(Dataset records)
▼

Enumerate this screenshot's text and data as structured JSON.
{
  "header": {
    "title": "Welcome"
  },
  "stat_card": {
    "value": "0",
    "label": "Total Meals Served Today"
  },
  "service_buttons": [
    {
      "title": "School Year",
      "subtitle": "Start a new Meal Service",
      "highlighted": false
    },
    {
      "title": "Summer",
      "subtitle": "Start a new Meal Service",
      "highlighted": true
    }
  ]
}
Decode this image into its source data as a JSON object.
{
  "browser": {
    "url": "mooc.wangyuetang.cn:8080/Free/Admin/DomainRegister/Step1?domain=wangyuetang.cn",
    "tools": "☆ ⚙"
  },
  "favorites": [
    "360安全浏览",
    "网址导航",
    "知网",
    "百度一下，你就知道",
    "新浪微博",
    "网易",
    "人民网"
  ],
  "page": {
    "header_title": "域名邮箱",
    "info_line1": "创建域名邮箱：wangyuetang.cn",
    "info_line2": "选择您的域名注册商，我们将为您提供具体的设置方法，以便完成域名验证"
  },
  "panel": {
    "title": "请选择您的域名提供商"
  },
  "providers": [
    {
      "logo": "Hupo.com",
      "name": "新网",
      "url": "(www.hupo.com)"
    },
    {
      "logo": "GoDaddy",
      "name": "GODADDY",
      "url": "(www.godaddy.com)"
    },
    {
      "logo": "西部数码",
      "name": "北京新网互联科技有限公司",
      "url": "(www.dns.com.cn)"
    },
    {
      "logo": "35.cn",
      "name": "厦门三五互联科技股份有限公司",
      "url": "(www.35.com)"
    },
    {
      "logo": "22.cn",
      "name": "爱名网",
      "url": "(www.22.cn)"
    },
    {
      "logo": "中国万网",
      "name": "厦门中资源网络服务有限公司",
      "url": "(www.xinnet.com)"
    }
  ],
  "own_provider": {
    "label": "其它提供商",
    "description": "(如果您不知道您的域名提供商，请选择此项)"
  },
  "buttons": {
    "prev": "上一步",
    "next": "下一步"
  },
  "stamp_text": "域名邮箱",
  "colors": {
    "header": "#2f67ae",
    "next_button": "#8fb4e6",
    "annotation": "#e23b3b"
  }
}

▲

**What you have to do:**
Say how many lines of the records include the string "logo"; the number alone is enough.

**Response:**
6